### DATA FOR ANALYSIS

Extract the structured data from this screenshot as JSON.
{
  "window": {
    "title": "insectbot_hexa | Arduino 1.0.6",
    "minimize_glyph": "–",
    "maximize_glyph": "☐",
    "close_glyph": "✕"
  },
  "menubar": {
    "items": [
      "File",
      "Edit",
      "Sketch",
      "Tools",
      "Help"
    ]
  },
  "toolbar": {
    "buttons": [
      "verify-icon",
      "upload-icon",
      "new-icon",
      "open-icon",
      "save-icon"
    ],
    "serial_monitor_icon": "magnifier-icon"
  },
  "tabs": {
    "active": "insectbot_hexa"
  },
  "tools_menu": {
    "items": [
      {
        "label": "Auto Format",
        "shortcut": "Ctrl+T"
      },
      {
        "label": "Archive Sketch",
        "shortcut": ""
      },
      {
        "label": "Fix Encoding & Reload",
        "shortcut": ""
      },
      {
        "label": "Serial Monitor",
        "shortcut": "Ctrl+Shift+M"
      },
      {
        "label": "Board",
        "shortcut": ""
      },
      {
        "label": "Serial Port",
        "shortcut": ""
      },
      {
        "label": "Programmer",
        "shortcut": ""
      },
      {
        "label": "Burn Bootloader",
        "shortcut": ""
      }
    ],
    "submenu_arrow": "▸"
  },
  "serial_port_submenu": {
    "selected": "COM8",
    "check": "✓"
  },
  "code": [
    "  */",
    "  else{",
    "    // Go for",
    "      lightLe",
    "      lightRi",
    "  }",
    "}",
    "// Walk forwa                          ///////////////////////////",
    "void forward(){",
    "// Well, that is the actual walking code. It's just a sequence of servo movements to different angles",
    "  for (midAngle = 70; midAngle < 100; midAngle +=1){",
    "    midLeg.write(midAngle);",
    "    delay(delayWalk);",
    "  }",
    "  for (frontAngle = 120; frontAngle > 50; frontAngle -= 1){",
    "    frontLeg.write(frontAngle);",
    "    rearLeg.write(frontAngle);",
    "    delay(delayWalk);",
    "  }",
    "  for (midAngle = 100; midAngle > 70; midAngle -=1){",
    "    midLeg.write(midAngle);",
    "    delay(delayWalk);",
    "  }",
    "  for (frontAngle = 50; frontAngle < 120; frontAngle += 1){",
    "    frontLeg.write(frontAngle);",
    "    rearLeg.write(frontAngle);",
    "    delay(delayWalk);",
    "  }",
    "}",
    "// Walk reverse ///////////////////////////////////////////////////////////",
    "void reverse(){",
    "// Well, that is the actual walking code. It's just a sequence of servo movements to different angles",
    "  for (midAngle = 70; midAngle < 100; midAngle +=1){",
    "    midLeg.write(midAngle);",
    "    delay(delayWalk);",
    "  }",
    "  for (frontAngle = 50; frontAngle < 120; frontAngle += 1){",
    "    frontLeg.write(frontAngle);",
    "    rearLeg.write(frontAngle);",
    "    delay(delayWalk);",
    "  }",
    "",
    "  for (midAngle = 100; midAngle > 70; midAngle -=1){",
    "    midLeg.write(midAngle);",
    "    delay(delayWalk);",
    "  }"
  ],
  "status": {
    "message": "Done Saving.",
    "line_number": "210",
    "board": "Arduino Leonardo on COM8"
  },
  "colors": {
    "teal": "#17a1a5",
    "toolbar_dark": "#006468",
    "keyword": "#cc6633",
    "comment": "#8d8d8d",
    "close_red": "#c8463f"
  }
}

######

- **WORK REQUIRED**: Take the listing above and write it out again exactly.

- **RESULT FOR THIS EXERCISE**:
Extract the structured data from this screenshot as JSON.
{
  "window": {
    "title": "insectbot_hexa | Arduino 1.0.6",
    "minimize_glyph": "–",
    "maximize_glyph": "☐",
    "close_glyph": "✕"
  },
  "menubar": {
    "items": [
      "File",
      "Edit",
      "Sketch",
      "Tools",
      "Help"
    ]
  },
  "toolbar": {
    "buttons": [
      "verify-icon",
      "upload-icon",
      "new-icon",
      "open-icon",
      "save-icon"
    ],
    "serial_monitor_icon": "magnifier-icon"
  },
  "tabs": {
    "active": "insectbot_hexa"
  },
  "tools_menu": {
    "items": [
      {
        "label": "Auto Format",
        "shortcut": "Ctrl+T"
      },
      {
        "label": "Archive Sketch",
        "shortcut": ""
      },
      {
        "label": "Fix Encoding & Reload",
        "shortcut": ""
      },
      {
        "label": "Serial Monitor",
        "shortcut": "Ctrl+Shift+M"
      },
      {
        "label": "Board",
        "shortcut": ""
      },
      {
        "label": "Serial Port",
        "shortcut": ""
      },
      {
        "label": "Programmer",
        "shortcut": ""
      },
      {
        "label": "Burn Bootloader",
        "shortcut": ""
      }
    ],
    "submenu_arrow": "▸"
  },
  "serial_port_submenu": {
    "selected": "COM8",
    "check": "✓"
  },
  "code": [
    "  */",
    "  else{",
    "    // Go for",
    "      lightLe",
    "      lightRi",
    "  }",
    "}",
    "// Walk forwa                          ///////////////////////////",
    "void forward(){",
    "// Well, that is the actual walking code. It's just a sequence of servo movements to different angles",
    "  for (midAngle = 70; midAngle < 100; midAngle +=1){",
    "    midLeg.write(midAngle);",
    "    delay(delayWalk);",
    "  }",
    "  for (frontAngle = 120; frontAngle > 50; frontAngle -= 1){",
    "    frontLeg.write(frontAngle);",
    "    rearLeg.write(frontAngle);",
    "    delay(delayWalk);",
    "  }",
    "  for (midAngle = 100; midAngle > 70; midAngle -=1){",
    "    midLeg.write(midAngle);",
    "    delay(delayWalk);",
    "  }",
    "  for (frontAngle = 50; frontAngle < 120; frontAngle += 1){",
    "    frontLeg.write(frontAngle);",
    "    rearLeg.write(frontAngle);",
    "    delay(delayWalk);",
    "  }",
    "}",
    "// Walk reverse ///////////////////////////////////////////////////////////",
    "void reverse(){",
    "// Well, that is the actual walking code. It's just a sequence of servo movements to different angles",
    "  for (midAngle = 70; midAngle < 100; midAngle +=1){",
    "    midLeg.write(midAngle);",
    "    delay(delayWalk);",
    "  }",
    "  for (frontAngle = 50; frontAngle < 120; frontAngle += 1){",
    "    frontLeg.write(frontAngle);",
    "    rearLeg.write(frontAngle);",
    "    delay(delayWalk);",
    "  }",
    "",
    "  for (midAngle = 100; midAngle > 70; midAngle -=1){",
    "    midLeg.write(midAngle);",
    "    delay(delayWalk);",
    "  }"
  ],
  "status": {
    "message": "Done Saving.",
    "line_number": "210",
    "board": "Arduino Leonardo on COM8"
  },
  "colors": {
    "teal": "#17a1a5",
    "toolbar_dark": "#006468",
    "keyword": "#cc6633",
    "comment": "#8d8d8d",
    "close_red": "#c8463f"
  }
}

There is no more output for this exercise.